Excellent episode! One thing that seemed to come out for me a bit (too much?) was the emphasis on the historicity of Christ’s life/death/ressurection. To be sure, this was of near vital importance in the early church; that’s why the Apostles’ Creed and Nicene Creed put such a strong emphasis on it. Referencing J. Gresham Machen – i think today also it’s not stressed enough – people get to the point where they’re not even sure if Jesus was real… aw but heck, it’s a great story of love. i should be a nice person…
However, that doesn’t mean our basis for faith comes from examining historical data. Even the most firm atheist and solid evolutionist can be regenerated and, according to everything he’s even known, look at the historicity of the gospel as false. But the gift of faith defies our faulty reasoning. Ultimately it’s God working – giving us faith, not us, not our understanding of dogma or church history or scientific evidence. Thanks again – keep up the wonderful/encouraging/amazing work.

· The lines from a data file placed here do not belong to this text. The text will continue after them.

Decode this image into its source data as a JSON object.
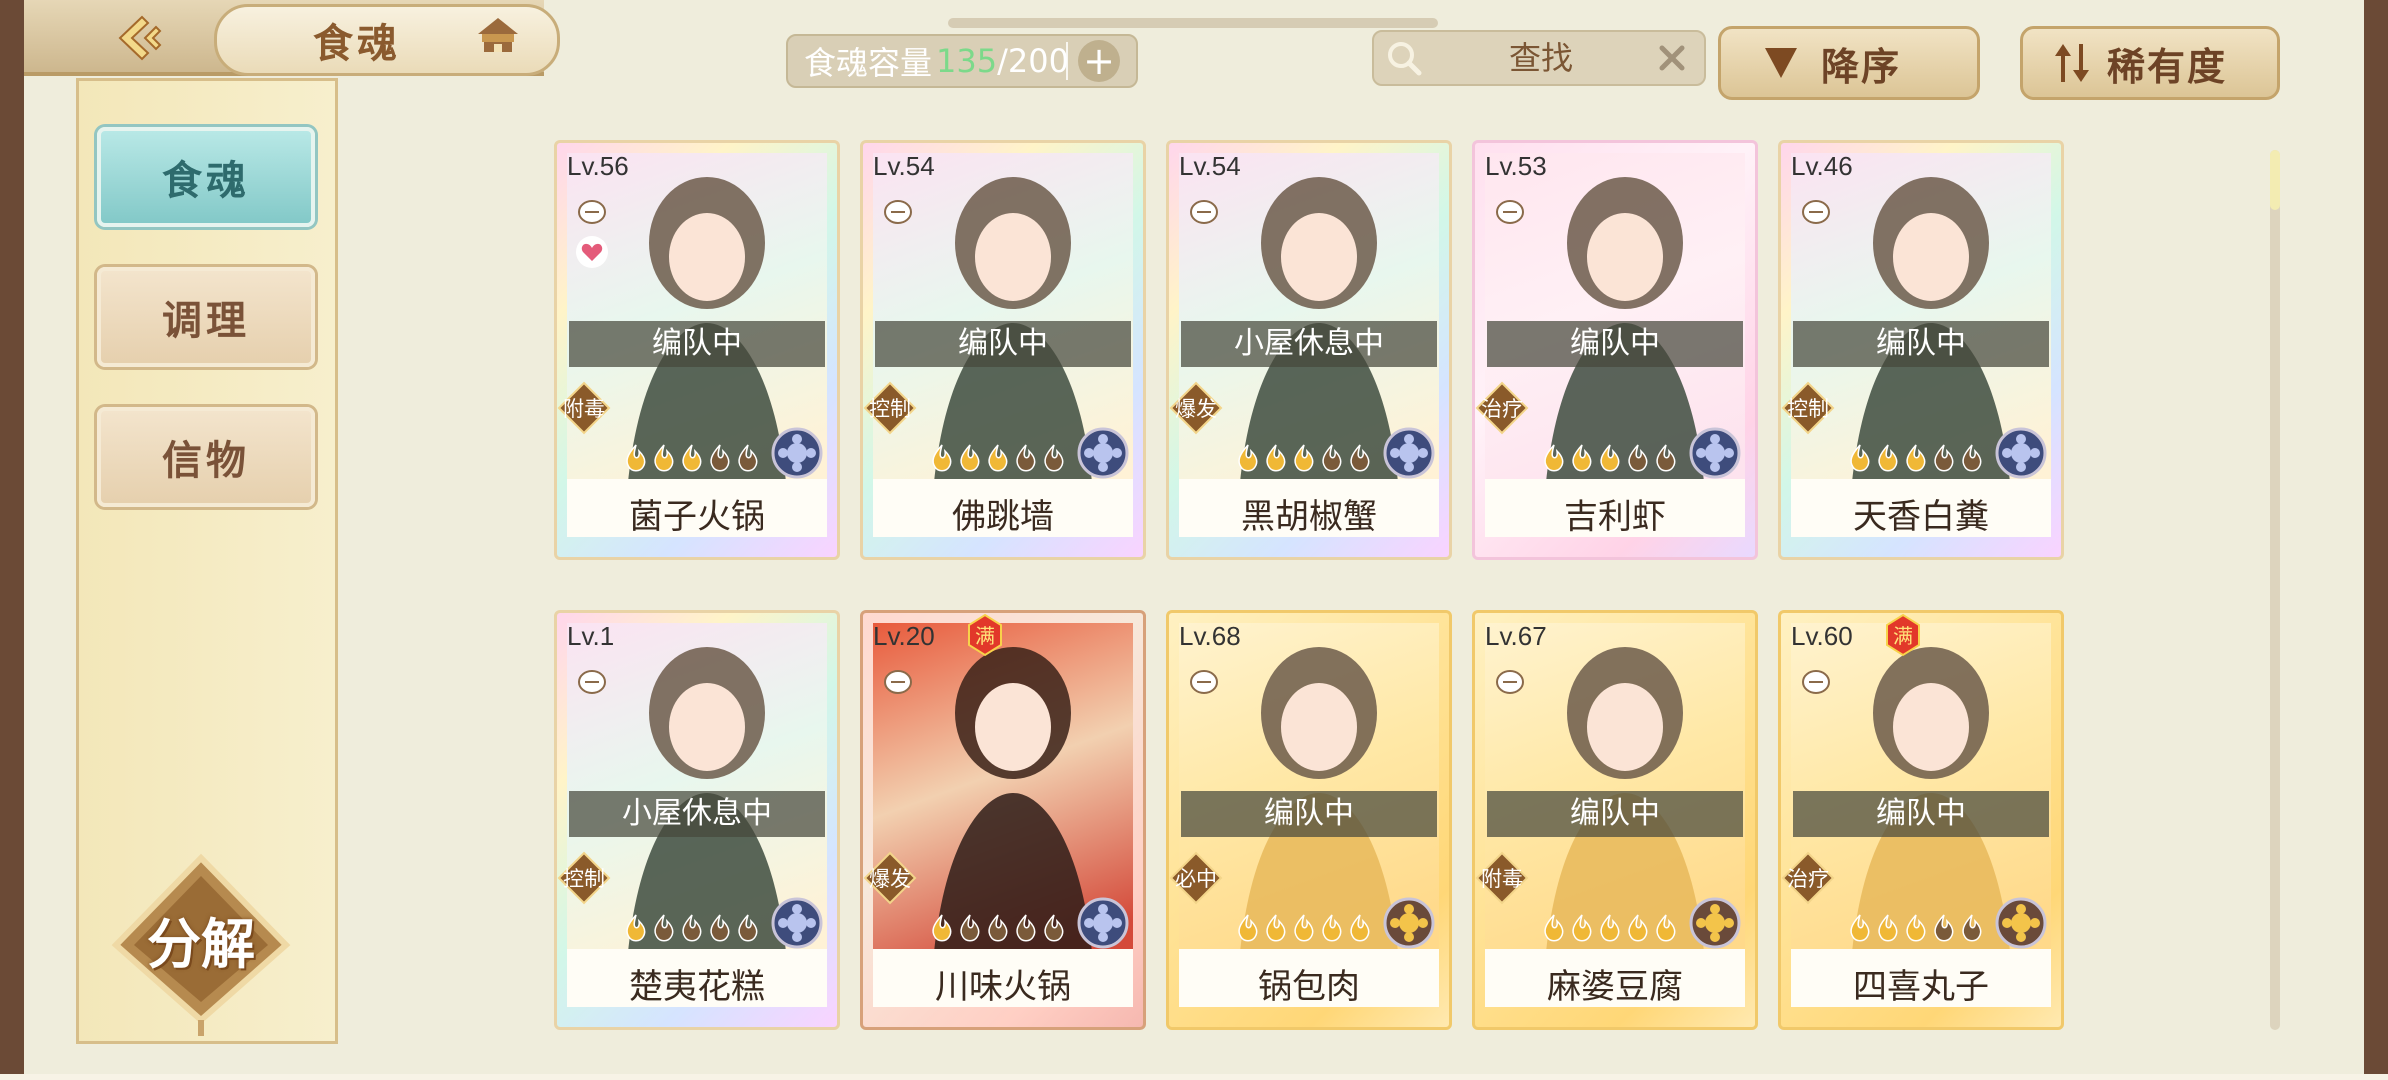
{
  "header": {
    "title": "食魂",
    "capacity_label": "食魂容量",
    "capacity_used": "135",
    "capacity_separator": "/",
    "capacity_total": "200",
    "plus_label": "+",
    "search_placeholder": "查找",
    "sort_order_label": "降序",
    "sort_key_label": "稀有度"
  },
  "sidebar": {
    "items": [
      {
        "label": "食魂",
        "active": true
      },
      {
        "label": "调理",
        "active": false
      },
      {
        "label": "信物",
        "active": false
      }
    ],
    "decompose_label": "分解"
  },
  "cards": [
    {
      "level": "Lv.56",
      "status": "编队中",
      "role": "附毒",
      "name": "菌子火锅",
      "flames": 3,
      "rarity_bg": "rainbow",
      "heart": true,
      "full": false
    },
    {
      "level": "Lv.54",
      "status": "编队中",
      "role": "控制",
      "name": "佛跳墙",
      "flames": 3,
      "rarity_bg": "rainbow",
      "heart": false,
      "full": false
    },
    {
      "level": "Lv.54",
      "status": "小屋休息中",
      "role": "爆发",
      "name": "黑胡椒蟹",
      "flames": 3,
      "rarity_bg": "rainbow",
      "heart": false,
      "full": false
    },
    {
      "level": "Lv.53",
      "status": "编队中",
      "role": "治疗",
      "name": "吉利虾",
      "flames": 3,
      "rarity_bg": "pink",
      "heart": false,
      "full": false
    },
    {
      "level": "Lv.46",
      "status": "编队中",
      "role": "控制",
      "name": "天香白糞",
      "flames": 3,
      "rarity_bg": "rainbow",
      "heart": false,
      "full": false
    },
    {
      "level": "Lv.1",
      "status": "小屋休息中",
      "role": "控制",
      "name": "楚夷花糕",
      "flames": 1,
      "rarity_bg": "rainbow",
      "heart": false,
      "full": false
    },
    {
      "level": "Lv.20",
      "status": "",
      "role": "爆发",
      "name": "川味火锅",
      "flames": 1,
      "rarity_bg": "red",
      "heart": false,
      "full": true
    },
    {
      "level": "Lv.68",
      "status": "编队中",
      "role": "必中",
      "name": "锅包肉",
      "flames": 5,
      "rarity_bg": "gold",
      "heart": false,
      "full": false
    },
    {
      "level": "Lv.67",
      "status": "编队中",
      "role": "附毒",
      "name": "麻婆豆腐",
      "flames": 5,
      "rarity_bg": "gold",
      "heart": false,
      "full": false
    },
    {
      "level": "Lv.60",
      "status": "编队中",
      "role": "治疗",
      "name": "四喜丸子",
      "flames": 3,
      "rarity_bg": "gold",
      "heart": false,
      "full": true
    }
  ],
  "full_badge_label": "满",
  "colors": {
    "accent_teal": "#83c9c8",
    "brown_text": "#6d4326",
    "capacity_green": "#7cd98a",
    "role_badge": "#8a5a2a",
    "flame_lit": "#f0b836",
    "flame_dim": "#7a5a3a",
    "emblem_blue": "#3e4c7c"
  },
  "icons": [
    "back-arrow-icon",
    "house-icon",
    "search-icon",
    "close-icon",
    "sort-down-icon",
    "rarity-sort-icon",
    "pot-icon",
    "heart-icon",
    "flame-icon",
    "emblem-icon",
    "full-badge-icon"
  ]
}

I agree that everything ultimately depends on God’s gift of faith, which liberates us from our faulty reasoning. However, God works through means. He doesn’t just zap people with his Spirit while they’re sunbathing. Rather, he works in with and through the preached word, and as we discussed throughout our series in Acts, part of the proclamation of the Word includes reasoning with people in the synagogues, removing objections (2Cor 10:5), and making sound arguments (Acts 6:10). And through this process, the Lord is pleased to open the hearts of many (Acts 16:14; 13:48).
[…] worldview. In the second interview, Dr. Hortons guest is Greg Koukl of Stand to Reason. Mr. Koukl analyzes the Shermer interview here. Mr. Koukl has also written an excellent little book entitled Tactics highly […]